The Hawks in game 2: A picture tells a thousand stories
In real-estate jargon, the slogan "location, location, location" is often put to use when a buyer isn't clear on what would give him or her the best return on their investment. In playoff hockey, where attempts to obtain precious property are often met with vicious blows to the body, nasty slashes, and thuggish high sticks, the same paradigm holds true.
You want to score goals? You want to win series and reach the holy grail? Then get bodies to that crease-sized patch of ice directly in front of the opposing goaltender and get to work. And if at first you don't succeed (or if you get a punch in the nose or a stick in the ribs), try try again.
In this year's NHL Western Conference Finals, it has quickly (and painfully in the Sharks case) become apparent that pretty passes and fancy power-play puck movement wont do the trick. Neither will determined cycling around the walls when it doesn't lead to the promised land - that precious and pricey 4x4 sheet of ice where the bulk of NHL playoff goal scoring is done.
The deeper you go in the playoffs, the harder it becomes to find ways to score against teams whose defenseman are prepared to kill you for a rebound.
But the Blackhawks, all playoffs long, have found ways to score. They know it's a dirty job, but unlike San Jose at the moment, they also know that someone - or better yet all of them - has to do it.
When it comes to crease-crashing, the Blackhawks are led by Dustin Byfuglien, a bruising 257-lb. power forward who doesn't just get in front of the net, he does it with strategical insight. But he's not the only one willing to skate the hard yards for Chicago. The team which is now tied for the longest string of NHL playoff road victories at seven, has a full cast of characters who are dead set on screening, nagging, bumping, and basically undermining the concentration of Nabokov. Patrick Kane, Jonanthan Toews, Troy Brower, Andrew Ladd - pretty much anybody that dresses for Joel Quenneville's squad knows what mission No. 1 is.
Meanwhile, the Sharks know that they need to match the Hawks intensity - but knowing it and doing it are two entirely different things.
Sharks messiah Joe Thornton by many accounts has played solid hockey in the series first two games. But he's a minus 4 for the series, and his superstar line that also features Patrick Marleau and Danny Heatley are a combined minus 8. To the casual observer the Sharks top line looks dangerous, but are they really? They are throwing a lot of pucks at the net, but rarely do they find a way to corral the rebound and turn it into a score - a surefire recipe for frustration.
The Sharks goal a game pace has done more than leave them shaking their heads. Joe Thornton's ill-timed and penalized slash of Hawks center Dave Bolland midway through game two's final period was at best a show of unproductive frustration - he'd be much better served skipping the histrionics and taking his massive frame to the front of the cage where the real meat and potatoes are being served in this series.

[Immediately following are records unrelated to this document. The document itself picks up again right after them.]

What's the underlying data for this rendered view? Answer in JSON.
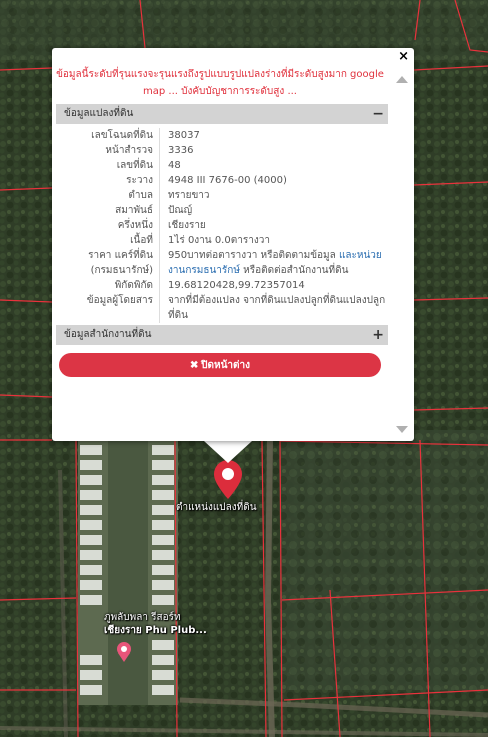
{
  "popup": {
    "close_symbol": "×",
    "warning_text": "ข้อมูลนี้ระดับที่รุนแรงจะรุนแรงถึงรูปแบบรูปแปลงร่างที่มีระดับสูงมาก google map ... บังคับบัญชาการระดับสูง ...",
    "section_parcel": {
      "title": "ข้อมูลแปลงที่ดิน",
      "toggle": "−"
    },
    "rows": [
      {
        "label": "เลขโฉนดที่ดิน",
        "value": "38037"
      },
      {
        "label": "หน้าสำรวจ",
        "value": "3336"
      },
      {
        "label": "เลขที่ดิน",
        "value": "48"
      },
      {
        "label": "ระวาง",
        "value": "4948 III 7676-00 (4000)"
      },
      {
        "label": "ตำบล",
        "value": "ทรายขาว"
      },
      {
        "label": "สมาพันธ์",
        "value": "ปัณญ์"
      },
      {
        "label": "ครึ่งหนึ่ง",
        "value": "เชียงราย"
      },
      {
        "label": "เนื้อที่",
        "value": "1ไร่ 0งาน 0.0ตารางวา"
      }
    ],
    "price_row": {
      "label_line1": "ราคา แคร์ที่ดิน",
      "label_line2": "(กรมธนารักษ์)",
      "value_plain1": "950บาทต่อตารางวา หรือติดตามข้อมูล ",
      "value_link1": "และหน่วยงานกรมธนารักษ์",
      "value_plain2": " หรือติดต่อสำนักงานที่ดิน"
    },
    "coord_row": {
      "label": "พิกัดพิกัด",
      "value": "19.68120428,99.72357014"
    },
    "owner_row": {
      "label": "ข้อมูลผู้โดยสาร",
      "value": "จากที่มีต้องแปลง จากที่ดินแปลงปลูกที่ดินแปลงปลูกที่ดิน"
    },
    "section_office": {
      "title": "ข้อมูลสำนักงานที่ดิน",
      "toggle": "+"
    },
    "close_button": {
      "icon": "✖",
      "label": "ปิดหน้าต่าง"
    }
  },
  "map": {
    "pin_label": "ตำแหน่งแปลงที่ดิน",
    "place_line1": "ภูพลับพลา รีสอร์ท",
    "place_line2": "เชียงราย Phu Plub..."
  },
  "colors": {
    "pin": "#dc2d3c",
    "parcel_line": "#e8323c",
    "button": "#dc3545",
    "warning": "#e0303c",
    "link": "#2a6db0"
  }
}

Anything else is just scraps.
Scrappy teams win Stanley cups, not teams that survive on scraps - the sooner the Sharks realize this, the better off they'll be in this series.
But it already may be too late.